If you’re looking for heat relief on a hot day, grab a pack of these cooling towels for your next venture into the hot outdoors. And in case you need more convincing, read on for more promising reviews.

“I first tied one around my neck with the ends hanging in front, but found that it wet my shirt and it was not that effective in keeping me cool. So I tried tying it around my forehead with the tie in back. This was 100% better. My shirt didn’t get wet, and the ends were keeping my neck cool. I wear them in the house, as I can keep my a/c at 79, with a fan on. Yesterday I mowed the grass wearing one, and I was not hot at all, even though it was in the high 80′s. They dry out fairly quickly, so in about an hour I wet it again. I have even napped with one on. Interestingly, when I removed it last night, my forehead was freezing, as was each side of my neck. It felt like I’d had an ice pack in those areas. No kidding. I want everyone to have one.” — S. Proctor

We were heading to Disney in the dead of summer and needed a way to stay cool while in the parks. This was the BEST thing we brought with us (aside from our hats, water bottles, umbrella, and backpack). The towels are the perfect size, they stayed damp enough for a long time. All we had to do was shake them out from time to time and instant cooling once they hit our necks. On our last day in the parks, I “discovered” that I can use it as a head band by tying it around my head… OMG! This was wonderful! Too bad I didn’t figure that out earlier. My husband and sons wore them over their heads under their hats as well as around their necks. I have too much hair to have felt anything wearing it that way, but I did tuck the ends into my bra straps on my chest and that gave me great relief from the heat. We simply re-wet them in the sink on our trip to the bathroom when they felt like they needed re-wetting. Simply wet, wring, and shake them out… voila! Easy Peezy!” — MamaLlama (This review has been edited for length. Read full review here.)

i dipped it in a vendors ice water for beet bottles and it got super wet and super cold i wrung it out ,not al the way and wrapped it around my head. it was super dusty and hot and humid. i have panic issues when i get too hot and i went alone from michigan. as you can see the sun was beating down at the Butcher babies time slot. so i didn’t care about fashion and here we are but it lowered my temperature so much that i didn’t sweat or feel hot or panic. so it was a great deal for the money. i love them i gave two to my chef brother who works in florida and his work has no air in the kitchen hes a transplant so its really really hot for him he said these were life savers. oh and mine lasted about 4 or so hours before i would re dip but by that time it had cooled down to the 80s so i didn’t need it.” — dawn

My Husband bought these for me because I have horrid hot flashes due to Menopause. They are the size I would say of a Kitchen towel. I get them wet, squeeze it out, fold, put in the plastic baggie each one comes with and then freeze them. When I need one, (especially at night) I just put the frozen folded towel on my face and then slowly start to unfold. That way, they stay frozen and colder longer. One of the BEST gifts my Husband has gotten me!! HIGHLY RECOMMEND!!!” — Kathleena Sammy

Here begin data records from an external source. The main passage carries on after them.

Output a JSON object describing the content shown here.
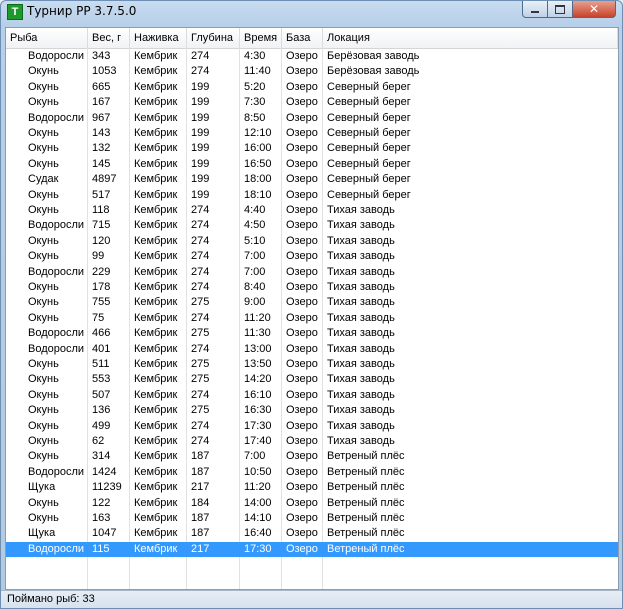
{
  "window": {
    "title": "Турнир РР 3.7.5.0",
    "icon_letter": "T",
    "icon_color": "#1d9a2c"
  },
  "table": {
    "columns": [
      "Рыба",
      "Вес, г",
      "Наживка",
      "Глубина",
      "Время",
      "База",
      "Локация"
    ],
    "rows": [
      [
        "Водоросли",
        "343",
        "Кембрик",
        "274",
        "4:30",
        "Озеро",
        "Берёзовая заводь"
      ],
      [
        "Окунь",
        "1053",
        "Кембрик",
        "274",
        "11:40",
        "Озеро",
        "Берёзовая заводь"
      ],
      [
        "Окунь",
        "665",
        "Кембрик",
        "199",
        "5:20",
        "Озеро",
        "Северный берег"
      ],
      [
        "Окунь",
        "167",
        "Кембрик",
        "199",
        "7:30",
        "Озеро",
        "Северный берег"
      ],
      [
        "Водоросли",
        "967",
        "Кембрик",
        "199",
        "8:50",
        "Озеро",
        "Северный берег"
      ],
      [
        "Окунь",
        "143",
        "Кембрик",
        "199",
        "12:10",
        "Озеро",
        "Северный берег"
      ],
      [
        "Окунь",
        "132",
        "Кембрик",
        "199",
        "16:00",
        "Озеро",
        "Северный берег"
      ],
      [
        "Окунь",
        "145",
        "Кембрик",
        "199",
        "16:50",
        "Озеро",
        "Северный берег"
      ],
      [
        "Судак",
        "4897",
        "Кембрик",
        "199",
        "18:00",
        "Озеро",
        "Северный берег"
      ],
      [
        "Окунь",
        "517",
        "Кембрик",
        "199",
        "18:10",
        "Озеро",
        "Северный берег"
      ],
      [
        "Окунь",
        "118",
        "Кембрик",
        "274",
        "4:40",
        "Озеро",
        "Тихая заводь"
      ],
      [
        "Водоросли",
        "715",
        "Кембрик",
        "274",
        "4:50",
        "Озеро",
        "Тихая заводь"
      ],
      [
        "Окунь",
        "120",
        "Кембрик",
        "274",
        "5:10",
        "Озеро",
        "Тихая заводь"
      ],
      [
        "Окунь",
        "99",
        "Кембрик",
        "274",
        "7:00",
        "Озеро",
        "Тихая заводь"
      ],
      [
        "Водоросли",
        "229",
        "Кембрик",
        "274",
        "7:00",
        "Озеро",
        "Тихая заводь"
      ],
      [
        "Окунь",
        "178",
        "Кембрик",
        "274",
        "8:40",
        "Озеро",
        "Тихая заводь"
      ],
      [
        "Окунь",
        "755",
        "Кембрик",
        "275",
        "9:00",
        "Озеро",
        "Тихая заводь"
      ],
      [
        "Окунь",
        "75",
        "Кембрик",
        "274",
        "11:20",
        "Озеро",
        "Тихая заводь"
      ],
      [
        "Водоросли",
        "466",
        "Кембрик",
        "275",
        "11:30",
        "Озеро",
        "Тихая заводь"
      ],
      [
        "Водоросли",
        "401",
        "Кембрик",
        "274",
        "13:00",
        "Озеро",
        "Тихая заводь"
      ],
      [
        "Окунь",
        "511",
        "Кембрик",
        "275",
        "13:50",
        "Озеро",
        "Тихая заводь"
      ],
      [
        "Окунь",
        "553",
        "Кембрик",
        "275",
        "14:20",
        "Озеро",
        "Тихая заводь"
      ],
      [
        "Окунь",
        "507",
        "Кембрик",
        "274",
        "16:10",
        "Озеро",
        "Тихая заводь"
      ],
      [
        "Окунь",
        "136",
        "Кембрик",
        "275",
        "16:30",
        "Озеро",
        "Тихая заводь"
      ],
      [
        "Окунь",
        "499",
        "Кембрик",
        "274",
        "17:30",
        "Озеро",
        "Тихая заводь"
      ],
      [
        "Окунь",
        "62",
        "Кембрик",
        "274",
        "17:40",
        "Озеро",
        "Тихая заводь"
      ],
      [
        "Окунь",
        "314",
        "Кембрик",
        "187",
        "7:00",
        "Озеро",
        "Ветреный плёс"
      ],
      [
        "Водоросли",
        "1424",
        "Кембрик",
        "187",
        "10:50",
        "Озеро",
        "Ветреный плёс"
      ],
      [
        "Щука",
        "11239",
        "Кембрик",
        "217",
        "11:20",
        "Озеро",
        "Ветреный плёс"
      ],
      [
        "Окунь",
        "122",
        "Кембрик",
        "184",
        "14:00",
        "Озеро",
        "Ветреный плёс"
      ],
      [
        "Окунь",
        "163",
        "Кембрик",
        "187",
        "14:10",
        "Озеро",
        "Ветреный плёс"
      ],
      [
        "Щука",
        "1047",
        "Кембрик",
        "187",
        "16:40",
        "Озеро",
        "Ветреный плёс"
      ],
      [
        "Водоросли",
        "115",
        "Кембрик",
        "217",
        "17:30",
        "Озеро",
        "Ветреный плёс"
      ]
    ],
    "selected_row": 32,
    "selection_color": "#3399ff"
  },
  "status": {
    "text": "Поймано рыб: 33"
  }
}
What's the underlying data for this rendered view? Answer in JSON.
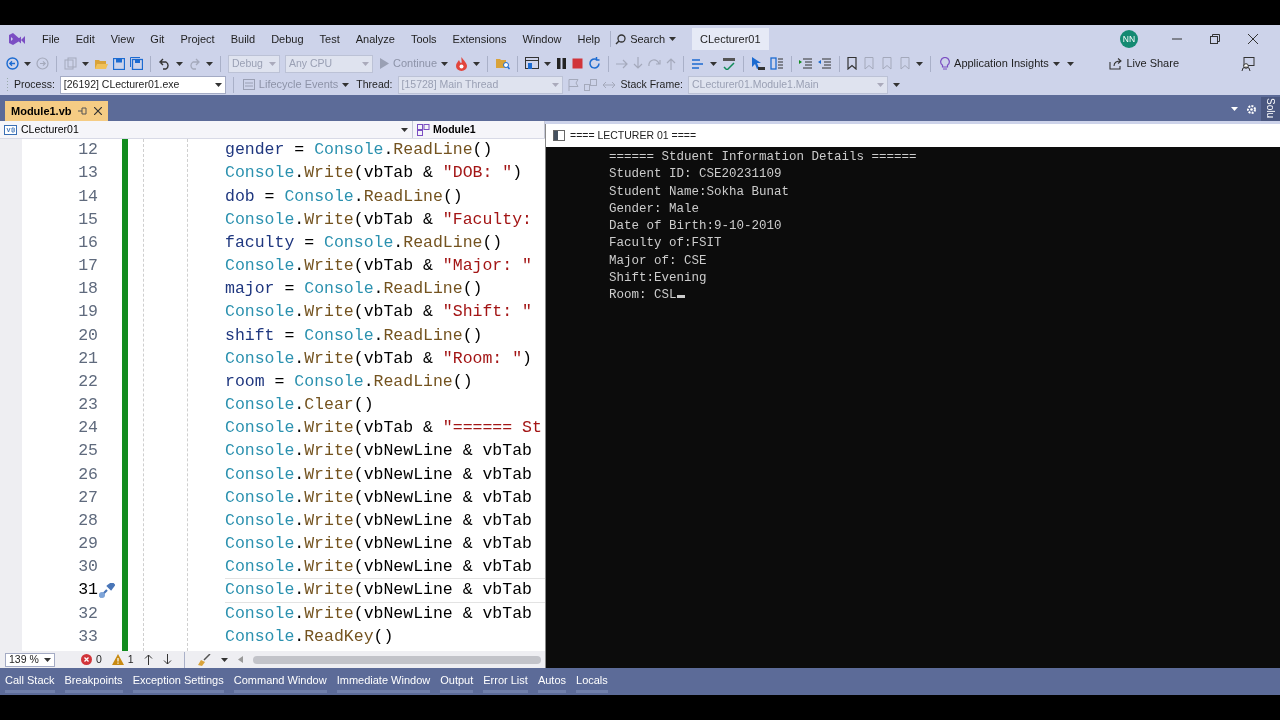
{
  "menu_bar": {
    "menus": [
      "File",
      "Edit",
      "View",
      "Git",
      "Project",
      "Build",
      "Debug",
      "Test",
      "Analyze",
      "Tools",
      "Extensions",
      "Window",
      "Help"
    ],
    "search": "Search",
    "solution_title": "CLecturer01",
    "avatar": "NN"
  },
  "toolbar": {
    "configuration": {
      "value": "Debug",
      "disabled": true
    },
    "platform": {
      "value": "Any CPU",
      "disabled": true
    },
    "continue": "Continue",
    "insights": "Application Insights",
    "live_share": "Live Share"
  },
  "debug_bar": {
    "process_label": "Process:",
    "process": {
      "value": "[26192] CLecturer01.exe",
      "disabled": false
    },
    "lifecycle": "Lifecycle Events",
    "thread_label": "Thread:",
    "thread": {
      "value": "[15728] Main Thread",
      "disabled": true
    },
    "stack_frame_label": "Stack Frame:",
    "stack_frame": {
      "value": "CLecturer01.Module1.Main",
      "disabled": true
    }
  },
  "document_tabs": [
    {
      "title": "Module1.vb",
      "selected": true
    }
  ],
  "side_tab": "Solu",
  "editor": {
    "project": "CLecturer01",
    "member": "Module1",
    "zoom": "139 %",
    "errors": "0",
    "warnings": "1",
    "lines": [
      {
        "number": "12",
        "current": false,
        "tokens": [
          {
            "text": "gender",
            "kind": "var"
          },
          {
            "text": " = ",
            "kind": "plain"
          },
          {
            "text": "Console",
            "kind": "type"
          },
          {
            "text": ".",
            "kind": "plain"
          },
          {
            "text": "ReadLine",
            "kind": "method"
          },
          {
            "text": "()",
            "kind": "plain"
          }
        ]
      },
      {
        "number": "13",
        "current": false,
        "tokens": [
          {
            "text": "Console",
            "kind": "type"
          },
          {
            "text": ".",
            "kind": "plain"
          },
          {
            "text": "Write",
            "kind": "method"
          },
          {
            "text": "(vbTab & ",
            "kind": "plain"
          },
          {
            "text": "\"DOB: \"",
            "kind": "string"
          },
          {
            "text": ")",
            "kind": "plain"
          }
        ]
      },
      {
        "number": "14",
        "current": false,
        "tokens": [
          {
            "text": "dob",
            "kind": "var"
          },
          {
            "text": " = ",
            "kind": "plain"
          },
          {
            "text": "Console",
            "kind": "type"
          },
          {
            "text": ".",
            "kind": "plain"
          },
          {
            "text": "ReadLine",
            "kind": "method"
          },
          {
            "text": "()",
            "kind": "plain"
          }
        ]
      },
      {
        "number": "15",
        "current": false,
        "tokens": [
          {
            "text": "Console",
            "kind": "type"
          },
          {
            "text": ".",
            "kind": "plain"
          },
          {
            "text": "Write",
            "kind": "method"
          },
          {
            "text": "(vbTab & ",
            "kind": "plain"
          },
          {
            "text": "\"Faculty:",
            "kind": "string"
          }
        ]
      },
      {
        "number": "16",
        "current": false,
        "tokens": [
          {
            "text": "faculty",
            "kind": "var"
          },
          {
            "text": " = ",
            "kind": "plain"
          },
          {
            "text": "Console",
            "kind": "type"
          },
          {
            "text": ".",
            "kind": "plain"
          },
          {
            "text": "ReadLine",
            "kind": "method"
          },
          {
            "text": "()",
            "kind": "plain"
          }
        ]
      },
      {
        "number": "17",
        "current": false,
        "tokens": [
          {
            "text": "Console",
            "kind": "type"
          },
          {
            "text": ".",
            "kind": "plain"
          },
          {
            "text": "Write",
            "kind": "method"
          },
          {
            "text": "(vbTab & ",
            "kind": "plain"
          },
          {
            "text": "\"Major: \"",
            "kind": "string"
          }
        ]
      },
      {
        "number": "18",
        "current": false,
        "tokens": [
          {
            "text": "major",
            "kind": "var"
          },
          {
            "text": " = ",
            "kind": "plain"
          },
          {
            "text": "Console",
            "kind": "type"
          },
          {
            "text": ".",
            "kind": "plain"
          },
          {
            "text": "ReadLine",
            "kind": "method"
          },
          {
            "text": "()",
            "kind": "plain"
          }
        ]
      },
      {
        "number": "19",
        "current": false,
        "tokens": [
          {
            "text": "Console",
            "kind": "type"
          },
          {
            "text": ".",
            "kind": "plain"
          },
          {
            "text": "Write",
            "kind": "method"
          },
          {
            "text": "(vbTab & ",
            "kind": "plain"
          },
          {
            "text": "\"Shift: \"",
            "kind": "string"
          }
        ]
      },
      {
        "number": "20",
        "current": false,
        "tokens": [
          {
            "text": "shift",
            "kind": "var"
          },
          {
            "text": " = ",
            "kind": "plain"
          },
          {
            "text": "Console",
            "kind": "type"
          },
          {
            "text": ".",
            "kind": "plain"
          },
          {
            "text": "ReadLine",
            "kind": "method"
          },
          {
            "text": "()",
            "kind": "plain"
          }
        ]
      },
      {
        "number": "21",
        "current": false,
        "tokens": [
          {
            "text": "Console",
            "kind": "type"
          },
          {
            "text": ".",
            "kind": "plain"
          },
          {
            "text": "Write",
            "kind": "method"
          },
          {
            "text": "(vbTab & ",
            "kind": "plain"
          },
          {
            "text": "\"Room: \"",
            "kind": "string"
          },
          {
            "text": ")",
            "kind": "plain"
          }
        ]
      },
      {
        "number": "22",
        "current": false,
        "tokens": [
          {
            "text": "room",
            "kind": "var"
          },
          {
            "text": " = ",
            "kind": "plain"
          },
          {
            "text": "Console",
            "kind": "type"
          },
          {
            "text": ".",
            "kind": "plain"
          },
          {
            "text": "ReadLine",
            "kind": "method"
          },
          {
            "text": "()",
            "kind": "plain"
          }
        ]
      },
      {
        "number": "23",
        "current": false,
        "tokens": [
          {
            "text": "Console",
            "kind": "type"
          },
          {
            "text": ".",
            "kind": "plain"
          },
          {
            "text": "Clear",
            "kind": "method"
          },
          {
            "text": "()",
            "kind": "plain"
          }
        ]
      },
      {
        "number": "24",
        "current": false,
        "tokens": [
          {
            "text": "Console",
            "kind": "type"
          },
          {
            "text": ".",
            "kind": "plain"
          },
          {
            "text": "Write",
            "kind": "method"
          },
          {
            "text": "(vbTab & ",
            "kind": "plain"
          },
          {
            "text": "\"====== St",
            "kind": "string"
          }
        ]
      },
      {
        "number": "25",
        "current": false,
        "tokens": [
          {
            "text": "Console",
            "kind": "type"
          },
          {
            "text": ".",
            "kind": "plain"
          },
          {
            "text": "Write",
            "kind": "method"
          },
          {
            "text": "(vbNewLine & vbTab",
            "kind": "plain"
          }
        ]
      },
      {
        "number": "26",
        "current": false,
        "tokens": [
          {
            "text": "Console",
            "kind": "type"
          },
          {
            "text": ".",
            "kind": "plain"
          },
          {
            "text": "Write",
            "kind": "method"
          },
          {
            "text": "(vbNewLine & vbTab",
            "kind": "plain"
          }
        ]
      },
      {
        "number": "27",
        "current": false,
        "tokens": [
          {
            "text": "Console",
            "kind": "type"
          },
          {
            "text": ".",
            "kind": "plain"
          },
          {
            "text": "Write",
            "kind": "method"
          },
          {
            "text": "(vbNewLine & vbTab",
            "kind": "plain"
          }
        ]
      },
      {
        "number": "28",
        "current": false,
        "tokens": [
          {
            "text": "Console",
            "kind": "type"
          },
          {
            "text": ".",
            "kind": "plain"
          },
          {
            "text": "Write",
            "kind": "method"
          },
          {
            "text": "(vbNewLine & vbTab",
            "kind": "plain"
          }
        ]
      },
      {
        "number": "29",
        "current": false,
        "tokens": [
          {
            "text": "Console",
            "kind": "type"
          },
          {
            "text": ".",
            "kind": "plain"
          },
          {
            "text": "Write",
            "kind": "method"
          },
          {
            "text": "(vbNewLine & vbTab",
            "kind": "plain"
          }
        ]
      },
      {
        "number": "30",
        "current": false,
        "tokens": [
          {
            "text": "Console",
            "kind": "type"
          },
          {
            "text": ".",
            "kind": "plain"
          },
          {
            "text": "Write",
            "kind": "method"
          },
          {
            "text": "(vbNewLine & vbTab",
            "kind": "plain"
          }
        ]
      },
      {
        "number": "31",
        "current": true,
        "tokens": [
          {
            "text": "Console",
            "kind": "type"
          },
          {
            "text": ".",
            "kind": "plain"
          },
          {
            "text": "Write",
            "kind": "method"
          },
          {
            "text": "(vbNewLine & vbTab",
            "kind": "plain"
          }
        ]
      },
      {
        "number": "32",
        "current": false,
        "tokens": [
          {
            "text": "Console",
            "kind": "type"
          },
          {
            "text": ".",
            "kind": "plain"
          },
          {
            "text": "Write",
            "kind": "method"
          },
          {
            "text": "(vbNewLine & vbTab",
            "kind": "plain"
          }
        ]
      },
      {
        "number": "33",
        "current": false,
        "tokens": [
          {
            "text": "Console",
            "kind": "type"
          },
          {
            "text": ".",
            "kind": "plain"
          },
          {
            "text": "ReadKey",
            "kind": "method"
          },
          {
            "text": "()",
            "kind": "plain"
          }
        ]
      }
    ]
  },
  "console": {
    "title": "==== LECTURER 01 ====",
    "lines": [
      "====== Stduent Information Details ======",
      "Student ID: CSE20231109",
      "Student Name:Sokha Bunat",
      "Gender: Male",
      "Date of Birth:9-10-2010",
      "Faculty of:FSIT",
      "Major of: CSE",
      "Shift:Evening",
      "Room: CSL"
    ]
  },
  "tool_tabs": [
    "Call Stack",
    "Breakpoints",
    "Exception Settings",
    "Command Window",
    "Immediate Window",
    "Output",
    "Error List",
    "Autos",
    "Locals"
  ]
}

These clothes work pretty well for what they are. It’s not like a super-cool backpack AC unit. It’s more like a small swamp cooler. It’s basic physics. The evaporation of water cools. Water will evaporate more if the air is dryer and the air is moving. Also, the more surface area you have for evaporation, the more cooling you get. The cooling cloth is not going to work well in still air on the Gulf Coast of Florida at 100% humidity. But if you’re in the dry SouthWest and you have a breeze or create a breeze, you’ll get a decent cooling effect. I’ve used it out in my yard in Texas at 107 deg F with a few mph breeze in the evening or early morning hours and the cloth definitely helps (note breeziness often varies by time of day – usually more around sunrise or sunset, less around noon.” — Jim Lewis (This review has been edited for length. Read full review here.)